● **Instructions for the task**: The answer must be every line of the records below that contains the word "Specified", copied out.

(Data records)
--------------------------------------------------

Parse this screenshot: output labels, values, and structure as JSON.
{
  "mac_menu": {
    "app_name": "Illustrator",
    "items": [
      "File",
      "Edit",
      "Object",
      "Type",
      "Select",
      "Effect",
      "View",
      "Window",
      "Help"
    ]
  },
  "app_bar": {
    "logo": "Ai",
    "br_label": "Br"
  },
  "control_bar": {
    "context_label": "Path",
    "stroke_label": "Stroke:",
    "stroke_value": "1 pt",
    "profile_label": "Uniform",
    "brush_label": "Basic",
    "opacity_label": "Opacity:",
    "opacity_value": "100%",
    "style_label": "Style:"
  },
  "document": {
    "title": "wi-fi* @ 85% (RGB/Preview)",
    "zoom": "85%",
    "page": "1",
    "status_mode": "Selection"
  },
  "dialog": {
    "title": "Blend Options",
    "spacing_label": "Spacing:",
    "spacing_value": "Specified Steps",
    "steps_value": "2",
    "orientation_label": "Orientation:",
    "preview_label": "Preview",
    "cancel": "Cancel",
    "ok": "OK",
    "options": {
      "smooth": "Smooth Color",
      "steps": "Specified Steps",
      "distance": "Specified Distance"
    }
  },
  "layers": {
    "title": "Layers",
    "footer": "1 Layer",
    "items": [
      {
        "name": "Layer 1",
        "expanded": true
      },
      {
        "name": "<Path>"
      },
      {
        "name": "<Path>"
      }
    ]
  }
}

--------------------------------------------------

● **Your response**:
    "spacing_value": "Specified Steps",
      "steps": "Specified Steps",
      "distance": "Specified Distance"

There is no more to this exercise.